== Segment start ==
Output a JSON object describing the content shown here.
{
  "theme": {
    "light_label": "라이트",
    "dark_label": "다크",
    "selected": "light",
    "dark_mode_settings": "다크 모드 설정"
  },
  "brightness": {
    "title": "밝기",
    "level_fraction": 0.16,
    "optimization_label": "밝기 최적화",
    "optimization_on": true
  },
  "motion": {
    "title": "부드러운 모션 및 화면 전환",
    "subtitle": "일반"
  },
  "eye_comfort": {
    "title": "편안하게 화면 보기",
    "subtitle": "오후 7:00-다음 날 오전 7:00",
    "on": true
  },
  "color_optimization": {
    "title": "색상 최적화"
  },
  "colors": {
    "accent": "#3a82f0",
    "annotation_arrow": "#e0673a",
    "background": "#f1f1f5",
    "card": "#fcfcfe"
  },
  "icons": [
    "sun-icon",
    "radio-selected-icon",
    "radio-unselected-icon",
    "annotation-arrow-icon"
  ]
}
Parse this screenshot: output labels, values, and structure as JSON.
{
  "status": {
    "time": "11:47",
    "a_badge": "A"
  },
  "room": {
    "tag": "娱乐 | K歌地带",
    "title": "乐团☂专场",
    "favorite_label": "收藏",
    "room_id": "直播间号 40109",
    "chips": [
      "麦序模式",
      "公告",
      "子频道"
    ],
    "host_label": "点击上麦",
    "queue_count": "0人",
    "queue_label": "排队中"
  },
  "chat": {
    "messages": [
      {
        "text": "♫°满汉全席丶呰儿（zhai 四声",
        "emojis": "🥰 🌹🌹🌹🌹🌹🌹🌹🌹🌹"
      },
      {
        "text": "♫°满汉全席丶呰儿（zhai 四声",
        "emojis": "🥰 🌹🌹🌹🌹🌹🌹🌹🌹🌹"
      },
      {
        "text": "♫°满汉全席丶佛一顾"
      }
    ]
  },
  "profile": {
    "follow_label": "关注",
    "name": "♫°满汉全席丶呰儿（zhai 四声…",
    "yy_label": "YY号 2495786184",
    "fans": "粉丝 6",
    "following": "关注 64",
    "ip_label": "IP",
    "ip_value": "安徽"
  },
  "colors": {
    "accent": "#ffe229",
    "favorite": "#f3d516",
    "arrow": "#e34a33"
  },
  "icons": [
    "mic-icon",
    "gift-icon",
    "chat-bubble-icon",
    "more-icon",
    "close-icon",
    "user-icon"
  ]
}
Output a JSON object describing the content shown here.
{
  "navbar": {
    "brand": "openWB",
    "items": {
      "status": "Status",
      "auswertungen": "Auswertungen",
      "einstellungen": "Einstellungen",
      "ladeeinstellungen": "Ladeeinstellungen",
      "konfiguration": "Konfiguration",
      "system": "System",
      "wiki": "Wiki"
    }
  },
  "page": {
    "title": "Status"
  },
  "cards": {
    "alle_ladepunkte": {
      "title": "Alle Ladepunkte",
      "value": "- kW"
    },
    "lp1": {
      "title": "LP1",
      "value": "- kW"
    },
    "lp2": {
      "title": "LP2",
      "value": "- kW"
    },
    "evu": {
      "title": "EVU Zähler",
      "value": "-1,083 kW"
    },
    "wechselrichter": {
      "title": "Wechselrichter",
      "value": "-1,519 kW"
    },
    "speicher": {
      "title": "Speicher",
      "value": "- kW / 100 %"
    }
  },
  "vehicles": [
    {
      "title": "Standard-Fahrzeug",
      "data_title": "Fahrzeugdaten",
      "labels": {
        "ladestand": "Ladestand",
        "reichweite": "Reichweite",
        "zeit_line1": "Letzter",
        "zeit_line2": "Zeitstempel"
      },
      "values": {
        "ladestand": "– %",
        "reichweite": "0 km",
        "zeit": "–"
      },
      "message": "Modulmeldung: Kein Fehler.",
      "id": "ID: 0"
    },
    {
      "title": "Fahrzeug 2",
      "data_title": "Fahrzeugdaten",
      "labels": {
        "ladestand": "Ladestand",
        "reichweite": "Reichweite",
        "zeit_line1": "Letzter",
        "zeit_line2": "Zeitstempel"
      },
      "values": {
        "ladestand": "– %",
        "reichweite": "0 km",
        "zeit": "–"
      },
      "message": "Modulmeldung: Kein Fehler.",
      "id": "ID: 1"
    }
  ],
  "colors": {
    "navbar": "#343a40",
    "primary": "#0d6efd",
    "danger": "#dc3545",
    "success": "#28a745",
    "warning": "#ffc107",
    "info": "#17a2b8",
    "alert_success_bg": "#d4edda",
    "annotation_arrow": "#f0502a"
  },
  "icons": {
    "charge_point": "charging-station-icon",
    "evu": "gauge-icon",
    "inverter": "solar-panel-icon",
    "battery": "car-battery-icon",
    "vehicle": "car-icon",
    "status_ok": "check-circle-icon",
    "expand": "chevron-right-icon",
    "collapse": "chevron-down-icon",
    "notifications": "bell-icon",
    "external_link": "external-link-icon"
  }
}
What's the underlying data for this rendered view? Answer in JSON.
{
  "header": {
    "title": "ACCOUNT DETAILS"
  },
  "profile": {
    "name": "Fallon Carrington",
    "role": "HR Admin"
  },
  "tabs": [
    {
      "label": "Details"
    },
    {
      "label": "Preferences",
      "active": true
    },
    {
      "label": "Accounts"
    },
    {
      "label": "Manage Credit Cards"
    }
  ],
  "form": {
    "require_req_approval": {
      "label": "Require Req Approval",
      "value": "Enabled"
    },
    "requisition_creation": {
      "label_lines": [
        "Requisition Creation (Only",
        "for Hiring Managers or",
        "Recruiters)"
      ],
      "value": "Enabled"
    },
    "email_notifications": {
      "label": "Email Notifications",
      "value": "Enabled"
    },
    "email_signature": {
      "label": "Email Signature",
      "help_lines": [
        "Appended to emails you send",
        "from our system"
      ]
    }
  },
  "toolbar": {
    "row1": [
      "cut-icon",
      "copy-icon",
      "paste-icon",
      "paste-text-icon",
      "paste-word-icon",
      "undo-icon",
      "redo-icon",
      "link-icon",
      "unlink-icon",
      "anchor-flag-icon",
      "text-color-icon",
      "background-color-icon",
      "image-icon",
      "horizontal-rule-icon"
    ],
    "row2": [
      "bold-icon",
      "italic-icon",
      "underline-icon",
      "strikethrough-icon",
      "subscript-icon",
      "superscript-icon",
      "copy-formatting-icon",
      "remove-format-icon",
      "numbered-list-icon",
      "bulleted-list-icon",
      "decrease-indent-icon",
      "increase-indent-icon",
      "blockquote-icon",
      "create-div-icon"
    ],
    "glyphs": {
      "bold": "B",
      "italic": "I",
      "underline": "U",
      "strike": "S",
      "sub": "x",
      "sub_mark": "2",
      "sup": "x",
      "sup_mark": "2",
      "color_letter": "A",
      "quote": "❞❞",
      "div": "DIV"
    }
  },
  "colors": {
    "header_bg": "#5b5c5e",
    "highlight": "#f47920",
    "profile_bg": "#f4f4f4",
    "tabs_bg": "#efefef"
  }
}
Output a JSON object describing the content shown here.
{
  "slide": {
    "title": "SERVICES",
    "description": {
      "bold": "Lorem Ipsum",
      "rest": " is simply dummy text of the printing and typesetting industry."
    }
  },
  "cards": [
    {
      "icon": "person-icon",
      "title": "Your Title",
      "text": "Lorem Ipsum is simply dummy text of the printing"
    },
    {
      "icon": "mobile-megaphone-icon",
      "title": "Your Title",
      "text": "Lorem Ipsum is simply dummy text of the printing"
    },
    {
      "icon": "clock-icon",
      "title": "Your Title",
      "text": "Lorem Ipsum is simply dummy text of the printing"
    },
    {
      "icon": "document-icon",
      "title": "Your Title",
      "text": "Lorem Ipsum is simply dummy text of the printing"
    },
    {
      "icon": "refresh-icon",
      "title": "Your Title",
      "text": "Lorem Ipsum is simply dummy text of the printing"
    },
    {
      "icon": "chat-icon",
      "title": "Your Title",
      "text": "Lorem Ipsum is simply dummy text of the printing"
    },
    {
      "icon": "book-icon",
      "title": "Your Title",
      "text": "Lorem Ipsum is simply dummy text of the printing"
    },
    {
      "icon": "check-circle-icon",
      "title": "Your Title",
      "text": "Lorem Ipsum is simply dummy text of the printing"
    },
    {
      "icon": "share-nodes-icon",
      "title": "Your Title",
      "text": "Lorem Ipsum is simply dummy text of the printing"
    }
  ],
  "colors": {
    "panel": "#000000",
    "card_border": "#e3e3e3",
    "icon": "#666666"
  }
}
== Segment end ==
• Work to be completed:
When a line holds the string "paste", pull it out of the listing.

• Task response:
      "paste-icon",
      "paste-text-icon",
      "paste-word-icon",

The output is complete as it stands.